§ THE PROBLEM
Every record below is to be retyped exactly, with any pictures left out.

§ DATASET EXCERPTS
□ □ □ □ □ □ □

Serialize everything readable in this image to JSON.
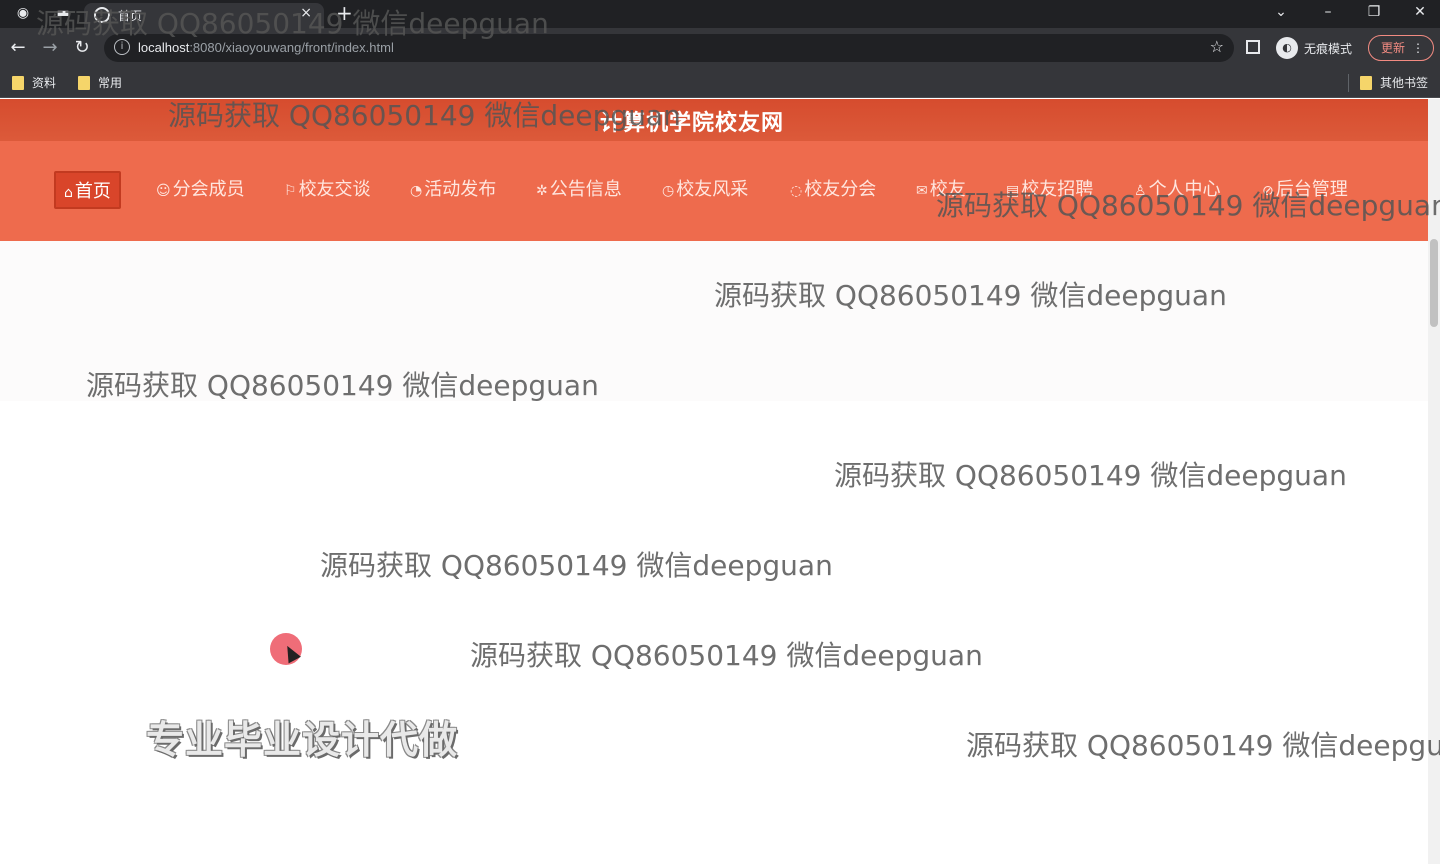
{
  "browser": {
    "tab_title": "首页",
    "url_host": "localhost",
    "url_path": ":8080/xiaoyouwang/front/index.html",
    "profile_label": "无痕模式",
    "update_label": "更新",
    "bookmarks": [
      "资料",
      "常用"
    ],
    "other_bookmarks": "其他书签"
  },
  "site": {
    "title": "计算机学院校友网",
    "nav": [
      {
        "label": "首页",
        "icon": "home-icon",
        "active": true
      },
      {
        "label": "分会成员",
        "icon": "users-icon"
      },
      {
        "label": "校友交谈",
        "icon": "flag-icon"
      },
      {
        "label": "活动发布",
        "icon": "activity-icon"
      },
      {
        "label": "公告信息",
        "icon": "bell-icon"
      },
      {
        "label": "校友风采",
        "icon": "clock-icon"
      },
      {
        "label": "校友分会",
        "icon": "group-icon"
      },
      {
        "label": "校友",
        "icon": "mail-icon"
      },
      {
        "label": "校友招聘",
        "icon": "briefcase-icon"
      },
      {
        "label": "个人中心",
        "icon": "user-icon"
      },
      {
        "label": "后台管理",
        "icon": "link-icon"
      }
    ],
    "slogan": "专业毕业设计代做"
  },
  "watermark": "源码获取 QQ86050149 微信deepguan"
}
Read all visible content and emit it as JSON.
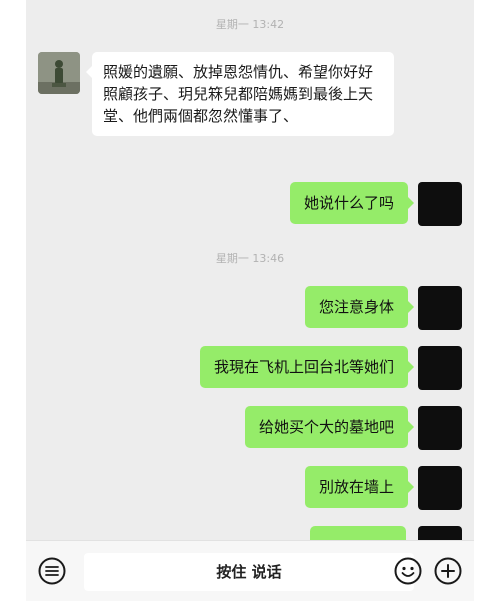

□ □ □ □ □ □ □

§ SOLUTION TO THIS EXERCISE
Serialize everything readable in this image to JSON.
{
  "browser": {
    "tab_title": "首页",
    "url_host": "localhost",
    "url_path": ":8080/xiaoyouwang/front/index.html",
    "profile_label": "无痕模式",
    "update_label": "更新",
    "bookmarks": [
      "资料",
      "常用"
    ],
    "other_bookmarks": "其他书签"
  },
  "site": {
    "title": "计算机学院校友网",
    "nav": [
      {
        "label": "首页",
        "icon": "home-icon",
        "active": true
      },
      {
        "label": "分会成员",
        "icon": "users-icon"
      },
      {
        "label": "校友交谈",
        "icon": "flag-icon"
      },
      {
        "label": "活动发布",
        "icon": "activity-icon"
      },
      {
        "label": "公告信息",
        "icon": "bell-icon"
      },
      {
        "label": "校友风采",
        "icon": "clock-icon"
      },
      {
        "label": "校友分会",
        "icon": "group-icon"
      },
      {
        "label": "校友",
        "icon": "mail-icon"
      },
      {
        "label": "校友招聘",
        "icon": "briefcase-icon"
      },
      {
        "label": "个人中心",
        "icon": "user-icon"
      },
      {
        "label": "后台管理",
        "icon": "link-icon"
      }
    ],
    "slogan": "专业毕业设计代做"
  },
  "watermark": "源码获取 QQ86050149 微信deepguan"
}
Read all visible content and emit it as JSON.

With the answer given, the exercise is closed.